If a tree falls in the forest and no one hears it, does it make a sound?" Philosopher George Berkeley asked this question while he was looking for answers to the notion that perception creates our reality. "Sound" is used to describe a physical phenomenon, an audible wave of pressure; but it is also an experience, the result of physical signals delivered by sense organs such as ears, which are synthesized in the brain as a form of perception. Berkeley's theory says, "Yes," it would make a sound even if no one were there to hear it because God hears everything.
Berkeley was a bishop. He was a religious man and an empiricist philosopher although he was a brilliant critic of his predecessors like René Descartes, John Locke and Thomas Hobbes. However, there is a modern physics version of the question he asked: "Is the moon there when nobody's looking?" Albert Einstein asked this question to the quantum physicist Niehl Bohr, and Bohr said, "It's not there when nobody is looking." According to Bohr, when we don't look at the moon all that exists is a probability density. When we make an observation on the position of any thing, we force the universe to take a stand and the thing pops into existence at a certain place, according to quantum mechanics. The question is about perception and discusses existence outside of human perception.

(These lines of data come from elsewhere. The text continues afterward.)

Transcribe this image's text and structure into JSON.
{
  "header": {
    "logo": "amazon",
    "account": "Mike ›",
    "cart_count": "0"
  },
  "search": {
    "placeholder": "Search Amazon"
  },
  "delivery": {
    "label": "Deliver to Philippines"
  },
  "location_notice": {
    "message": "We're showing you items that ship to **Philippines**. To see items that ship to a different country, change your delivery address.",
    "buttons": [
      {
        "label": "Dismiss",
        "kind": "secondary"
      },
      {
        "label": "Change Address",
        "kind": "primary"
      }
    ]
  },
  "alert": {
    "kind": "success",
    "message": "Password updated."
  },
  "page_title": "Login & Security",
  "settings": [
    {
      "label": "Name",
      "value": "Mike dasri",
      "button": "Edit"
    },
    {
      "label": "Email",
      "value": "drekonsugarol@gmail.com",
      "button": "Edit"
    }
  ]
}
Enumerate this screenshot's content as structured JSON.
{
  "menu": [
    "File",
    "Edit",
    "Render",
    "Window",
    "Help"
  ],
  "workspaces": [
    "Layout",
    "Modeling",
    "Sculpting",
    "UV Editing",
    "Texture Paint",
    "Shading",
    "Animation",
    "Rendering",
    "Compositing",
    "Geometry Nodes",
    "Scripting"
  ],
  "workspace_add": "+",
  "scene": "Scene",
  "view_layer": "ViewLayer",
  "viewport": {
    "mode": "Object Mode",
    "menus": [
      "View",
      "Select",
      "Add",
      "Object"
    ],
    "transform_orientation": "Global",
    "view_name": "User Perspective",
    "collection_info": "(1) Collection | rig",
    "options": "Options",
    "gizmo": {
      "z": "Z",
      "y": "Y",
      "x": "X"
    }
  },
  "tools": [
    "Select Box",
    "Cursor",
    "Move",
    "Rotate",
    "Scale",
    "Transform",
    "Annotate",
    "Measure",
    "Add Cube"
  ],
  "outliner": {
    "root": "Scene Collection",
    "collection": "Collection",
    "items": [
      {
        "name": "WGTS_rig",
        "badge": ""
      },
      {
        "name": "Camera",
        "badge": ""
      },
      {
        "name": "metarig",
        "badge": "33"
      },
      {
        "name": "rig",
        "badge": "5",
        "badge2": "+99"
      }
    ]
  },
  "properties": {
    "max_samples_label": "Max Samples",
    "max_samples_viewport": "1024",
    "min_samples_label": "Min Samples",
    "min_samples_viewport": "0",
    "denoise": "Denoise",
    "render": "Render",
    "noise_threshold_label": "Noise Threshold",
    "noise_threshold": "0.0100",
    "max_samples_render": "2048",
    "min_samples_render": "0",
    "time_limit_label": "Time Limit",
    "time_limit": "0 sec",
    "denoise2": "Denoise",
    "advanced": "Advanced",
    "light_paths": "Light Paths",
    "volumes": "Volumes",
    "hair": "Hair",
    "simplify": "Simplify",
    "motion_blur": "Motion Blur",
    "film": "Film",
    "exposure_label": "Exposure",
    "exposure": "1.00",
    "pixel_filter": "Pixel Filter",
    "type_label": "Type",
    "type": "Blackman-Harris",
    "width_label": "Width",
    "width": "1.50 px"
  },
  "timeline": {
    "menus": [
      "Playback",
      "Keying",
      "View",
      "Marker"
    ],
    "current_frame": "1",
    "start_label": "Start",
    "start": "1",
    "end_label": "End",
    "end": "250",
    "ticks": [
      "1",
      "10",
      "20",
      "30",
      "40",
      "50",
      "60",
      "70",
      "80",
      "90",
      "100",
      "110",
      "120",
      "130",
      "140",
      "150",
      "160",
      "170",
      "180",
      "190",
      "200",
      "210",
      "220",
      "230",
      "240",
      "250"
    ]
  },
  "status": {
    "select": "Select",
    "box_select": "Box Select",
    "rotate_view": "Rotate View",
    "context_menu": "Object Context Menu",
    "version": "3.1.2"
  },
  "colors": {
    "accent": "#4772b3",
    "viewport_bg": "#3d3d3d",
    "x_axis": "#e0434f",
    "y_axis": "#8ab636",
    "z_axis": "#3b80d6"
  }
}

Can we assume that unobserved things function the same as the observed?
I sometimes find myself thinking about this absorbing philosophical question. Are things really there or are not, when we don't observe them? For instance, if a crime took place and the people involved are dead, did it still happen or did it not? If someone was killed in some place, let's say, in the Saudi Consulate in Istanbul, and if there was no one to see it or hear it, were they still killed? Well, you know, if there was not a recording of the horrific murder of Saudi journalist Jamal Khashoggi by his own people, the Saudi authorities most probably would have continued to insist that he was not killed inside.
And if someone was tortured, raped, dismembered or killed through starvation in Syria, Yemen, Libya, or any other location over the world, and there was no one to see, hear or report it, did it still happen or not? If there was a massacre, for example in Myanmar, Kashmir, Gaza or Africa, and there were no survivors or witnesses, did it still happen? There are millions of people who were forced to flee from their homes all around the world, if they died in an unknown place, are they dead? We only hear or see the statistics of people killed, wounded, tortured, raped or lost in conflicts, but we don't know their names or their stories. A few are lucky and their stories are heard when reporters risk their lives to tell us what really happened. But what about the others, the majority?
We don't know how Berkeley would answer this question if he was alive in this age or how the conversation between Einstein and Bohr would be shaped if we asked them about these humanitarian crises. Still, I suggest that they all would say that the victims were tortured, raped, dismembered and starved; the massacre existed since there was at least one person who saw and heard what happened: The executor.
Some 70 world leaders came together in Paris on Sunday to commemorate the centenary of the Armistice that ended World War I, and they honored the 16 millions combatants and millions of civilians who died in the bloody war. The world has mostly never heard the tragic stories of those who stopped breathing other than the timelines, statistics and turning points that we read in history books, but Nov. 11, 1918, the day the guns fell silent across the Western Front, was barely an end to conflicts.
The instability created in Europe by World War I set the stage for the next international conflict, World War II, a more devastating one, which broke out just two decades later. It is estimated that 45-60 million people were killed from 1939 to 1945. However, the casualties during these international conflicts cannot be limited to the time periods of the two world wars. The number of people who were tortured, raped, wounded or became refugees was huge, while the number of people who suffered during pre-war conflicts is beyond estimation.
On Sunday in Paris, Emmanuel Macron and Angela Merkel, the leaders of France and Germany, that fought against each other in the two world wars, were holding hands as the representatives of the French-German alliance of the new world. However, their photos did not look as if the alliance was a promising one for the future. Instead, it was like a joint struggle of two centrist leaders defending liberalism against the rising far-right in Europe.
Last month, Merkel announced she would not seek another term as chancellor after heavy losses to populists in regional elections in Germany, while Macron is losing his popularity dramatically against Marine Le Pen's remodeled National Front this month.
The open borders policy of the EU in 2015 with regards to the migrant crisis sparked strong outrage among far-right groups in Europe, and it is still growing. Nazi symbols are banned in Europe, but many protesters have been photographed openly making the Nazi salute during riots. From Italy and Austria to Hungary and Poland, ethno-nationalism and populism are spreading like a cancer in Europe where the two world wars had broken out. The ones who lead those fascistic protests are beyond saving, they are deaf; but the rest who are following the trend can be regained. All we have to do is encourage sympathy toward the victims in current conflict zones. All they need is to hear the sound of the falling trees, to make them perceive the existing brutalities on the other side of the world in an unfiltered way. They just need the naked truth. That's the only way to avoid growing polarization and prevent another international conflict. That's the only way to save our forest, the future.